> Task details: Please output the whole listing below exactly as it is.

_ _ _ _ _

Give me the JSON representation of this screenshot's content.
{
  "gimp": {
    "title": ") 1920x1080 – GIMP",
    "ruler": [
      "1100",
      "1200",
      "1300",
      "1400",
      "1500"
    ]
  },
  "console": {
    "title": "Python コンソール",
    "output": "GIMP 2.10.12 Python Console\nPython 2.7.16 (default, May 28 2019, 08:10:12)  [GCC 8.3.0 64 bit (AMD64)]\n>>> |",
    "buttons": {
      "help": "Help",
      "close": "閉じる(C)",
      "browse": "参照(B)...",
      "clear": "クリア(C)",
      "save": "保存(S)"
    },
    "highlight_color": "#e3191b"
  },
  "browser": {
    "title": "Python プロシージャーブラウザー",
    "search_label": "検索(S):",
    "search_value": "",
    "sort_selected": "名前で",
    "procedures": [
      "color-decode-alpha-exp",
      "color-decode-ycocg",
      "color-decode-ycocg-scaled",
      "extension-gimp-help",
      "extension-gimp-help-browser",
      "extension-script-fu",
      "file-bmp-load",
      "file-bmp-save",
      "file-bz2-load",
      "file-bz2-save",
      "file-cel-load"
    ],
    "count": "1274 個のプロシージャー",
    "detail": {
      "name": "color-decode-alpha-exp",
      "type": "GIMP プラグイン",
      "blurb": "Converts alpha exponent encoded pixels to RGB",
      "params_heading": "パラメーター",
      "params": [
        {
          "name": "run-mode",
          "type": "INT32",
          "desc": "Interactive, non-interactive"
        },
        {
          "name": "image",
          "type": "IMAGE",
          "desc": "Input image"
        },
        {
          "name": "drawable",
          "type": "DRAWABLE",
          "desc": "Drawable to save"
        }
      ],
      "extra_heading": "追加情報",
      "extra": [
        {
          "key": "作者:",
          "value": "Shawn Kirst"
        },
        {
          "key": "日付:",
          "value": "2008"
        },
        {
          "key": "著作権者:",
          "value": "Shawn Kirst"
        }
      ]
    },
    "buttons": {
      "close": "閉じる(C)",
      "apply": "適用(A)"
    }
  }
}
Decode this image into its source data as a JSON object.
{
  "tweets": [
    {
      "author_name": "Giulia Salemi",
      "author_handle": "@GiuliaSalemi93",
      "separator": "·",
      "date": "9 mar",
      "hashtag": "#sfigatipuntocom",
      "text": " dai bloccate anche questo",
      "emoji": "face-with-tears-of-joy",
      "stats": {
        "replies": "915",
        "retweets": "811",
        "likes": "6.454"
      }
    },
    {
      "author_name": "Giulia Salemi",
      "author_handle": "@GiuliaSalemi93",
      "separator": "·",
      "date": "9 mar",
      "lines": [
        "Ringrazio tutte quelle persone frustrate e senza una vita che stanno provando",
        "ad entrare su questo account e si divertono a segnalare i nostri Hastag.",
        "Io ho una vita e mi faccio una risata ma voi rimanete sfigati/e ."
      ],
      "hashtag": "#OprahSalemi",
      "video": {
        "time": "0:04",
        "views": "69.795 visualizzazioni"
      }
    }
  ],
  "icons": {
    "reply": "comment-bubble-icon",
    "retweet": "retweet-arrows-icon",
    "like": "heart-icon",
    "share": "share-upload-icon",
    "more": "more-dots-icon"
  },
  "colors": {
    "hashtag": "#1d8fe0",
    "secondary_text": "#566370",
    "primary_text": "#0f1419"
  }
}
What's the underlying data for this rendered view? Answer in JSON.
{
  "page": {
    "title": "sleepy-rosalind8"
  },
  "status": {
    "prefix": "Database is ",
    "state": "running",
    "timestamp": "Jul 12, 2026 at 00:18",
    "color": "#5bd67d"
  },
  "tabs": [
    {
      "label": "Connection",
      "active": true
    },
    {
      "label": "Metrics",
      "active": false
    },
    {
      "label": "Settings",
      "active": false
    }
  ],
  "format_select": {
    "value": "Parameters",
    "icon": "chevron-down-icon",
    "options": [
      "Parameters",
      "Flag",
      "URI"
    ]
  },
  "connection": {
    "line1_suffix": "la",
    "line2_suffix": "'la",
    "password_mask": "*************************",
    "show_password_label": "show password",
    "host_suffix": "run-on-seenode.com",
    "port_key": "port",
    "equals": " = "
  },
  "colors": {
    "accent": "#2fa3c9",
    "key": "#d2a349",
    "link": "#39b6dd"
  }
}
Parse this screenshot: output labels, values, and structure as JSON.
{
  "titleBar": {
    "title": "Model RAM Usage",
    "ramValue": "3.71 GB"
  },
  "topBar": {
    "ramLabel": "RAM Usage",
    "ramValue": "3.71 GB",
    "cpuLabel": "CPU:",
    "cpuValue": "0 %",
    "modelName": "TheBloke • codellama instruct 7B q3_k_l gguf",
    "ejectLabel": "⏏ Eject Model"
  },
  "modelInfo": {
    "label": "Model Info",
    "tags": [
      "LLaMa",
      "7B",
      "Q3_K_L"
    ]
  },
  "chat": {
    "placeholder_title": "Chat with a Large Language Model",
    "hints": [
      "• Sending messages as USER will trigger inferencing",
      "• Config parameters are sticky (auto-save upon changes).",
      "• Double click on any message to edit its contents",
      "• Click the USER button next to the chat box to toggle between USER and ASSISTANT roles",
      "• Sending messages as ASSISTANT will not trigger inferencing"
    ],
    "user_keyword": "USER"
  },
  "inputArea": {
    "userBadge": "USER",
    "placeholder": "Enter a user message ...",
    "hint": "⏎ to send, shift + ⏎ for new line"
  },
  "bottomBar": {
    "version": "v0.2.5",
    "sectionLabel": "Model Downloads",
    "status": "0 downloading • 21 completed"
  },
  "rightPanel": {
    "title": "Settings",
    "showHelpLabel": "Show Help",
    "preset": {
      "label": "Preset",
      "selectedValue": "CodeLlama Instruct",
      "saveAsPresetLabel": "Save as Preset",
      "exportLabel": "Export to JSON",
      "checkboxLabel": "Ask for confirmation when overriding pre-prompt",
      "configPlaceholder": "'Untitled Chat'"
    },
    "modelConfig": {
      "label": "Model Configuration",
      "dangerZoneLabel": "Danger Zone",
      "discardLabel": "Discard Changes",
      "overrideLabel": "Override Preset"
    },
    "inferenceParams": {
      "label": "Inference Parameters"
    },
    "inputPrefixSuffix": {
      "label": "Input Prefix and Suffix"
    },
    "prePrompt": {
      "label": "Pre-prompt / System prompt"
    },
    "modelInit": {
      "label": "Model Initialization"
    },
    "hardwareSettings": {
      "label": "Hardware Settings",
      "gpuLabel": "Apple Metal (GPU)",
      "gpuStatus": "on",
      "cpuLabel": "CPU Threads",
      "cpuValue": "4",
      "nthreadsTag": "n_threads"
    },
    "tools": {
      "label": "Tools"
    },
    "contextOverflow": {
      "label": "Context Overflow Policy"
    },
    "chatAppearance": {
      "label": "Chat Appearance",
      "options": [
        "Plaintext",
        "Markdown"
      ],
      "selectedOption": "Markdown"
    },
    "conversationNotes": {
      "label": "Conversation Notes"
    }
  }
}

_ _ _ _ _

> Response to the exercise:
Give me the JSON representation of this screenshot's content.
{
  "gimp": {
    "title": ") 1920x1080 – GIMP",
    "ruler": [
      "1100",
      "1200",
      "1300",
      "1400",
      "1500"
    ]
  },
  "console": {
    "title": "Python コンソール",
    "output": "GIMP 2.10.12 Python Console\nPython 2.7.16 (default, May 28 2019, 08:10:12)  [GCC 8.3.0 64 bit (AMD64)]\n>>> |",
    "buttons": {
      "help": "Help",
      "close": "閉じる(C)",
      "browse": "参照(B)...",
      "clear": "クリア(C)",
      "save": "保存(S)"
    },
    "highlight_color": "#e3191b"
  },
  "browser": {
    "title": "Python プロシージャーブラウザー",
    "search_label": "検索(S):",
    "search_value": "",
    "sort_selected": "名前で",
    "procedures": [
      "color-decode-alpha-exp",
      "color-decode-ycocg",
      "color-decode-ycocg-scaled",
      "extension-gimp-help",
      "extension-gimp-help-browser",
      "extension-script-fu",
      "file-bmp-load",
      "file-bmp-save",
      "file-bz2-load",
      "file-bz2-save",
      "file-cel-load"
    ],
    "count": "1274 個のプロシージャー",
    "detail": {
      "name": "color-decode-alpha-exp",
      "type": "GIMP プラグイン",
      "blurb": "Converts alpha exponent encoded pixels to RGB",
      "params_heading": "パラメーター",
      "params": [
        {
          "name": "run-mode",
          "type": "INT32",
          "desc": "Interactive, non-interactive"
        },
        {
          "name": "image",
          "type": "IMAGE",
          "desc": "Input image"
        },
        {
          "name": "drawable",
          "type": "DRAWABLE",
          "desc": "Drawable to save"
        }
      ],
      "extra_heading": "追加情報",
      "extra": [
        {
          "key": "作者:",
          "value": "Shawn Kirst"
        },
        {
          "key": "日付:",
          "value": "2008"
        },
        {
          "key": "著作権者:",
          "value": "Shawn Kirst"
        }
      ]
    },
    "buttons": {
      "close": "閉じる(C)",
      "apply": "適用(A)"
    }
  }
}
Decode this image into its source data as a JSON object.
{
  "tweets": [
    {
      "author_name": "Giulia Salemi",
      "author_handle": "@GiuliaSalemi93",
      "separator": "·",
      "date": "9 mar",
      "hashtag": "#sfigatipuntocom",
      "text": " dai bloccate anche questo",
      "emoji": "face-with-tears-of-joy",
      "stats": {
        "replies": "915",
        "retweets": "811",
        "likes": "6.454"
      }
    },
    {
      "author_name": "Giulia Salemi",
      "author_handle": "@GiuliaSalemi93",
      "separator": "·",
      "date": "9 mar",
      "lines": [
        "Ringrazio tutte quelle persone frustrate e senza una vita che stanno provando",
        "ad entrare su questo account e si divertono a segnalare i nostri Hastag.",
        "Io ho una vita e mi faccio una risata ma voi rimanete sfigati/e ."
      ],
      "hashtag": "#OprahSalemi",
      "video": {
        "time": "0:04",
        "views": "69.795 visualizzazioni"
      }
    }
  ],
  "icons": {
    "reply": "comment-bubble-icon",
    "retweet": "retweet-arrows-icon",
    "like": "heart-icon",
    "share": "share-upload-icon",
    "more": "more-dots-icon"
  },
  "colors": {
    "hashtag": "#1d8fe0",
    "secondary_text": "#566370",
    "primary_text": "#0f1419"
  }
}
What's the underlying data for this rendered view? Answer in JSON.
{
  "page": {
    "title": "sleepy-rosalind8"
  },
  "status": {
    "prefix": "Database is ",
    "state": "running",
    "timestamp": "Jul 12, 2026 at 00:18",
    "color": "#5bd67d"
  },
  "tabs": [
    {
      "label": "Connection",
      "active": true
    },
    {
      "label": "Metrics",
      "active": false
    },
    {
      "label": "Settings",
      "active": false
    }
  ],
  "format_select": {
    "value": "Parameters",
    "icon": "chevron-down-icon",
    "options": [
      "Parameters",
      "Flag",
      "URI"
    ]
  },
  "connection": {
    "line1_suffix": "la",
    "line2_suffix": "'la",
    "password_mask": "*************************",
    "show_password_label": "show password",
    "host_suffix": "run-on-seenode.com",
    "port_key": "port",
    "equals": " = "
  },
  "colors": {
    "accent": "#2fa3c9",
    "key": "#d2a349",
    "link": "#39b6dd"
  }
}
Parse this screenshot: output labels, values, and structure as JSON.
{
  "titleBar": {
    "title": "Model RAM Usage",
    "ramValue": "3.71 GB"
  },
  "topBar": {
    "ramLabel": "RAM Usage",
    "ramValue": "3.71 GB",
    "cpuLabel": "CPU:",
    "cpuValue": "0 %",
    "modelName": "TheBloke • codellama instruct 7B q3_k_l gguf",
    "ejectLabel": "⏏ Eject Model"
  },
  "modelInfo": {
    "label": "Model Info",
    "tags": [
      "LLaMa",
      "7B",
      "Q3_K_L"
    ]
  },
  "chat": {
    "placeholder_title": "Chat with a Large Language Model",
    "hints": [
      "• Sending messages as USER will trigger inferencing",
      "• Config parameters are sticky (auto-save upon changes).",
      "• Double click on any message to edit its contents",
      "• Click the USER button next to the chat box to toggle between USER and ASSISTANT roles",
      "• Sending messages as ASSISTANT will not trigger inferencing"
    ],
    "user_keyword": "USER"
  },
  "inputArea": {
    "userBadge": "USER",
    "placeholder": "Enter a user message ...",
    "hint": "⏎ to send, shift + ⏎ for new line"
  },
  "bottomBar": {
    "version": "v0.2.5",
    "sectionLabel": "Model Downloads",
    "status": "0 downloading • 21 completed"
  },
  "rightPanel": {
    "title": "Settings",
    "showHelpLabel": "Show Help",
    "preset": {
      "label": "Preset",
      "selectedValue": "CodeLlama Instruct",
      "saveAsPresetLabel": "Save as Preset",
      "exportLabel": "Export to JSON",
      "checkboxLabel": "Ask for confirmation when overriding pre-prompt",
      "configPlaceholder": "'Untitled Chat'"
    },
    "modelConfig": {
      "label": "Model Configuration",
      "dangerZoneLabel": "Danger Zone",
      "discardLabel": "Discard Changes",
      "overrideLabel": "Override Preset"
    },
    "inferenceParams": {
      "label": "Inference Parameters"
    },
    "inputPrefixSuffix": {
      "label": "Input Prefix and Suffix"
    },
    "prePrompt": {
      "label": "Pre-prompt / System prompt"
    },
    "modelInit": {
      "label": "Model Initialization"
    },
    "hardwareSettings": {
      "label": "Hardware Settings",
      "gpuLabel": "Apple Metal (GPU)",
      "gpuStatus": "on",
      "cpuLabel": "CPU Threads",
      "cpuValue": "4",
      "nthreadsTag": "n_threads"
    },
    "tools": {
      "label": "Tools"
    },
    "contextOverflow": {
      "label": "Context Overflow Policy"
    },
    "chatAppearance": {
      "label": "Chat Appearance",
      "options": [
        "Plaintext",
        "Markdown"
      ],
      "selectedOption": "Markdown"
    },
    "conversationNotes": {
      "label": "Conversation Notes"
    }
  }
}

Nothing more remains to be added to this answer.